┌──

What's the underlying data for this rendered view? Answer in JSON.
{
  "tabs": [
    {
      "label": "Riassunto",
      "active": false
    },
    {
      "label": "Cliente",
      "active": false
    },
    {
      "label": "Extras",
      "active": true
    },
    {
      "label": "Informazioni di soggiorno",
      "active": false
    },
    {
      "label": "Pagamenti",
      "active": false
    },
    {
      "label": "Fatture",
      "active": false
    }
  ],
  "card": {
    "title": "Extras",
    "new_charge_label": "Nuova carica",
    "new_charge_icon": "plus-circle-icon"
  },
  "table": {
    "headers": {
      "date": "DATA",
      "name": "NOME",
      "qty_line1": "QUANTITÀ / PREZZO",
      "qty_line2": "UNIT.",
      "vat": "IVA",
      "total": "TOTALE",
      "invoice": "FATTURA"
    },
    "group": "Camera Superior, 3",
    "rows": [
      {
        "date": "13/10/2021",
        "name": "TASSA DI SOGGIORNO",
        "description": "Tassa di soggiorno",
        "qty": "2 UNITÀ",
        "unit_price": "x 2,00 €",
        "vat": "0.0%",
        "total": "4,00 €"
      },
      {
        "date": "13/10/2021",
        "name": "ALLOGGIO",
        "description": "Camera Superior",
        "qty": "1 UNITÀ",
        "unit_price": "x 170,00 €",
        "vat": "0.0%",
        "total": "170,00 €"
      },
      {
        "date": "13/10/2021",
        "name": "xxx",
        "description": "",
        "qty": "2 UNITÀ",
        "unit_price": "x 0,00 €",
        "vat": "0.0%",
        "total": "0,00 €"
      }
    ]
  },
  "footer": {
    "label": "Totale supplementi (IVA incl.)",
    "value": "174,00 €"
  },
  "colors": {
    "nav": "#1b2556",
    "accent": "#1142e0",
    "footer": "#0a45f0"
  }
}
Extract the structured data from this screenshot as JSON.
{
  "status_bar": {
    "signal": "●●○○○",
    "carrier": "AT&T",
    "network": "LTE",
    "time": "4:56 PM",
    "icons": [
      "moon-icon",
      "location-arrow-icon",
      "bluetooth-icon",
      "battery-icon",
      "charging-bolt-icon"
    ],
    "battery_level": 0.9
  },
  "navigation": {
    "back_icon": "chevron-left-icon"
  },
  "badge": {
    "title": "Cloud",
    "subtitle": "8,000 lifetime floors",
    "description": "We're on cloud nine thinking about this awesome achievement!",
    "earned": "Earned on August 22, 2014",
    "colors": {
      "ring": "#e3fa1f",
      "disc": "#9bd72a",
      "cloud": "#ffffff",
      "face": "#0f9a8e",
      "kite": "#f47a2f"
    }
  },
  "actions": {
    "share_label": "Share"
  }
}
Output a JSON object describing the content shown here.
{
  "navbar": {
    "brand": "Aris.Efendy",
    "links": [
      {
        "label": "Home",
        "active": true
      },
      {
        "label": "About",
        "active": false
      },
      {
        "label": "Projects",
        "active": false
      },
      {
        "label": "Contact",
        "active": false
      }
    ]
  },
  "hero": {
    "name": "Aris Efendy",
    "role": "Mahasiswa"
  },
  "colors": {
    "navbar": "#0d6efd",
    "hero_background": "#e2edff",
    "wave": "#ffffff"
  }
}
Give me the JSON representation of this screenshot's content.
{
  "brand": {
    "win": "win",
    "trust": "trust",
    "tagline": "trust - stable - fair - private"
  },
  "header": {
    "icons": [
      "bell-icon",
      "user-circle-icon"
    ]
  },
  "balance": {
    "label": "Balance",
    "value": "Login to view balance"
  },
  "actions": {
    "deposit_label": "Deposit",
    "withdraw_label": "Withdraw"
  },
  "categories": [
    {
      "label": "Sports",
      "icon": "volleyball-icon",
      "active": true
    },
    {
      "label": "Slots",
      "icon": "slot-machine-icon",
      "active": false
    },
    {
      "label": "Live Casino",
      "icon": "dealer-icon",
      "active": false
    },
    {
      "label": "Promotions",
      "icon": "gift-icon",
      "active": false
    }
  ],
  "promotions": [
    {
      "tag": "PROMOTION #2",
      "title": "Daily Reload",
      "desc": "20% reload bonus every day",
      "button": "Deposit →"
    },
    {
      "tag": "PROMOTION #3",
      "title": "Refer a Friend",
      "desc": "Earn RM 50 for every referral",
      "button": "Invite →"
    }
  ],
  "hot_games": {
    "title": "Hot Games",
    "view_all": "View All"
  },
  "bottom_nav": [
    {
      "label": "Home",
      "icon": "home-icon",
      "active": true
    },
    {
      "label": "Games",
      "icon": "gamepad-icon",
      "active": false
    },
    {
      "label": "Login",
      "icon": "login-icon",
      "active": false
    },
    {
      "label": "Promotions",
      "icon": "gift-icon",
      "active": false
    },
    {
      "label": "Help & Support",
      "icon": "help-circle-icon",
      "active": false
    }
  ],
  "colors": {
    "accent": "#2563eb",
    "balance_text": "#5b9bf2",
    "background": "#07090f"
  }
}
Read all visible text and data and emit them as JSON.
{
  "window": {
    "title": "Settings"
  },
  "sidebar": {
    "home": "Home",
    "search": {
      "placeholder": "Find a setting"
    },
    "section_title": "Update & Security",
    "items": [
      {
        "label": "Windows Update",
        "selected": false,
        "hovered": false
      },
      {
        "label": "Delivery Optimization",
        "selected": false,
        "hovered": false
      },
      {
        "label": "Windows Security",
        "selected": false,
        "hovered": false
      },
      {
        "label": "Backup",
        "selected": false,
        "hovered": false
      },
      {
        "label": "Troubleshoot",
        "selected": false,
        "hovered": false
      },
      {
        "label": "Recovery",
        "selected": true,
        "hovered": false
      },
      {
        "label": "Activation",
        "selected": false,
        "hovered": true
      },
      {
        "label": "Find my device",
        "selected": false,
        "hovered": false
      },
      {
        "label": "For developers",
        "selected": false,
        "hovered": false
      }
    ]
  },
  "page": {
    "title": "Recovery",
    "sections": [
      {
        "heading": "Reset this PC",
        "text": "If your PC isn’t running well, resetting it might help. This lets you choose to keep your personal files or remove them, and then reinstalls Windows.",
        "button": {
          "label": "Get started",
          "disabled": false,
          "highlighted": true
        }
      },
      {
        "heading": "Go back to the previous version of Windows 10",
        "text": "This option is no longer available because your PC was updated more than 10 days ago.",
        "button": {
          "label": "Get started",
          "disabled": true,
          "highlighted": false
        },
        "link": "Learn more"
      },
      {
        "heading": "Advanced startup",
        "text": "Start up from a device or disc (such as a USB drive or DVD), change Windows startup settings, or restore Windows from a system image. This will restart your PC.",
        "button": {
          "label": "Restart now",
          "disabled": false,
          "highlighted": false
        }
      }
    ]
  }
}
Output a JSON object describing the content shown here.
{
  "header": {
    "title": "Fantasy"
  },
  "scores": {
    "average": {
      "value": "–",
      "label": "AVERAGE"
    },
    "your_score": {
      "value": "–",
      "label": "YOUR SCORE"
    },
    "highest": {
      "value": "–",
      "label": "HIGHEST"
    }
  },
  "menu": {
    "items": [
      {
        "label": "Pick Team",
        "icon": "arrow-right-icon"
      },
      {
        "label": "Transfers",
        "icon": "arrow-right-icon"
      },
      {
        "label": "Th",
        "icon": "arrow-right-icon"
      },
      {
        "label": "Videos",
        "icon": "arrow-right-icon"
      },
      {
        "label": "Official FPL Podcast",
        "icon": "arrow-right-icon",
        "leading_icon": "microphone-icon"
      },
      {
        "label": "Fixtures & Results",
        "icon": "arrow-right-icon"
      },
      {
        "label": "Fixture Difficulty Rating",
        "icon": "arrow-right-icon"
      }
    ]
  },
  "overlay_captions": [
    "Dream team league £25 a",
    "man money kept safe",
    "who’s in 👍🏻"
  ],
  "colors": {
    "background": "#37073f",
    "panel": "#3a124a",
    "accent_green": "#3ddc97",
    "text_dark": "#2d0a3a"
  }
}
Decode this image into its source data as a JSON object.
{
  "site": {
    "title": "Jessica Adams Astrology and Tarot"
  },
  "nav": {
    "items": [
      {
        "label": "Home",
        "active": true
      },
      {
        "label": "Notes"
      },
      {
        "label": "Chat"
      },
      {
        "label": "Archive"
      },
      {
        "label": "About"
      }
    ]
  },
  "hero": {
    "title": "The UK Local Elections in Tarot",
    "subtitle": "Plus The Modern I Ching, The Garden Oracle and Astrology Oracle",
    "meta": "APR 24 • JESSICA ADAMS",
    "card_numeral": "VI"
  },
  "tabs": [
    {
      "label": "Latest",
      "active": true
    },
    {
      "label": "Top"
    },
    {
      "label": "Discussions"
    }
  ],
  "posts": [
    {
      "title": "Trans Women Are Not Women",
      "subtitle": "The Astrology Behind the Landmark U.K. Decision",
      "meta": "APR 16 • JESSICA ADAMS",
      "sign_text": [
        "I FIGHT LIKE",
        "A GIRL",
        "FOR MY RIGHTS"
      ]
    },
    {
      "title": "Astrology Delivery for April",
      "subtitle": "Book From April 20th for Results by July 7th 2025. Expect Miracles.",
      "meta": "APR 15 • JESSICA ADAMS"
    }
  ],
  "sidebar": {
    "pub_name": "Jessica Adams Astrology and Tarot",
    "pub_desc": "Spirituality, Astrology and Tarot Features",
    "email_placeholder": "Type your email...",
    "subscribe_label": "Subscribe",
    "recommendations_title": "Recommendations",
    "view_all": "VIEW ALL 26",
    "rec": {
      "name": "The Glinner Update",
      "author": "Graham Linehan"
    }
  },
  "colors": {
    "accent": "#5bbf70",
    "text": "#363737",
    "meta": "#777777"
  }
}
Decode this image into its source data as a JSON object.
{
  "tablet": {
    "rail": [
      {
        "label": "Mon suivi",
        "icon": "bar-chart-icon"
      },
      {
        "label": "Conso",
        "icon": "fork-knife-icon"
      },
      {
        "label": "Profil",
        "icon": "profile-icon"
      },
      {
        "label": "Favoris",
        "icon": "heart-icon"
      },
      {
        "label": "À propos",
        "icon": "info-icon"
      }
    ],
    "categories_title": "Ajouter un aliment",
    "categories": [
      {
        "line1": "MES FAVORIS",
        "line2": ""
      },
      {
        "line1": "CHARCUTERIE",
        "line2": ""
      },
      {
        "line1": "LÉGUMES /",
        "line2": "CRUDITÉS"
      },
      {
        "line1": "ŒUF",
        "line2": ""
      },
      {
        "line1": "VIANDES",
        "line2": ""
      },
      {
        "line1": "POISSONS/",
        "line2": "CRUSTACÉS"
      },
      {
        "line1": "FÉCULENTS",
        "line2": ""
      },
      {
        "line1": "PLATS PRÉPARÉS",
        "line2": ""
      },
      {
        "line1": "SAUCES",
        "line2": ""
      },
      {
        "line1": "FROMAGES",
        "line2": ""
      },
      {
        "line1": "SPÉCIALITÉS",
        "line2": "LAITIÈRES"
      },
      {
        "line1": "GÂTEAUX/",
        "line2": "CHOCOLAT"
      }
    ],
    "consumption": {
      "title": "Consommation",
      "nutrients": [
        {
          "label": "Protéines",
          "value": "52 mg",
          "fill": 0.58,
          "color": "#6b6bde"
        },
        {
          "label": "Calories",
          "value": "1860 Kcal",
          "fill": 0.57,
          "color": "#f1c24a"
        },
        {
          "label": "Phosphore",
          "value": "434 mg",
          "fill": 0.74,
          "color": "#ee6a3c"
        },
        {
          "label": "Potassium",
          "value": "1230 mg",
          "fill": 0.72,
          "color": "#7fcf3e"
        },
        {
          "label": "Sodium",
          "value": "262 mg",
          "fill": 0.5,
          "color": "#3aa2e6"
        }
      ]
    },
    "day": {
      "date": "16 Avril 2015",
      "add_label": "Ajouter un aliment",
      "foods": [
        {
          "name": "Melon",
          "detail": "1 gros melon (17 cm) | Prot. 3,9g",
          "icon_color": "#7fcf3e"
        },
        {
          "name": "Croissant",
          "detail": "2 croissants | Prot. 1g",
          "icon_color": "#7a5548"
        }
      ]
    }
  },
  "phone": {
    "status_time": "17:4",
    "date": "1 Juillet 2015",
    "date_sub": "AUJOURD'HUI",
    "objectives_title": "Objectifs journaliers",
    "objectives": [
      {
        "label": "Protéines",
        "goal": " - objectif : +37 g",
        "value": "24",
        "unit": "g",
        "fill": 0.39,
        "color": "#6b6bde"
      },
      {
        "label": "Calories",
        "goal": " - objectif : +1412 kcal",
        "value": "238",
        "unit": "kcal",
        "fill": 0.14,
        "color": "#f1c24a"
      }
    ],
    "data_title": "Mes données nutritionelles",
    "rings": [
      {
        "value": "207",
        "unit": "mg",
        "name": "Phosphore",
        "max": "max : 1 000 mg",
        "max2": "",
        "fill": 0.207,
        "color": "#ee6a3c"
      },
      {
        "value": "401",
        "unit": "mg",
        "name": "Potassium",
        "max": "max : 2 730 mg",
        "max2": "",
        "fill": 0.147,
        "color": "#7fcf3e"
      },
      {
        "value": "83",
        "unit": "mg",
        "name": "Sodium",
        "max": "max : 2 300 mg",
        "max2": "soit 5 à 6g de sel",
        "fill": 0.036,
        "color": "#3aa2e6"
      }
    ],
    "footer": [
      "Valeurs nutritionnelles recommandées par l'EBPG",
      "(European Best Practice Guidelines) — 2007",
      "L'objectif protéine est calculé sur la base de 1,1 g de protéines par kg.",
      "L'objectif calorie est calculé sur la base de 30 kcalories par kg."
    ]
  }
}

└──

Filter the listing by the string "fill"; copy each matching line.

# SOLUTION TO THE PROBLEM
          "fill": 0.58,
          "fill": 0.57,
          "fill": 0.74,
          "fill": 0.72,
          "fill": 0.5,
        "fill": 0.39,
        "fill": 0.14,
        "fill": 0.207,
        "fill": 0.147,
        "fill": 0.036,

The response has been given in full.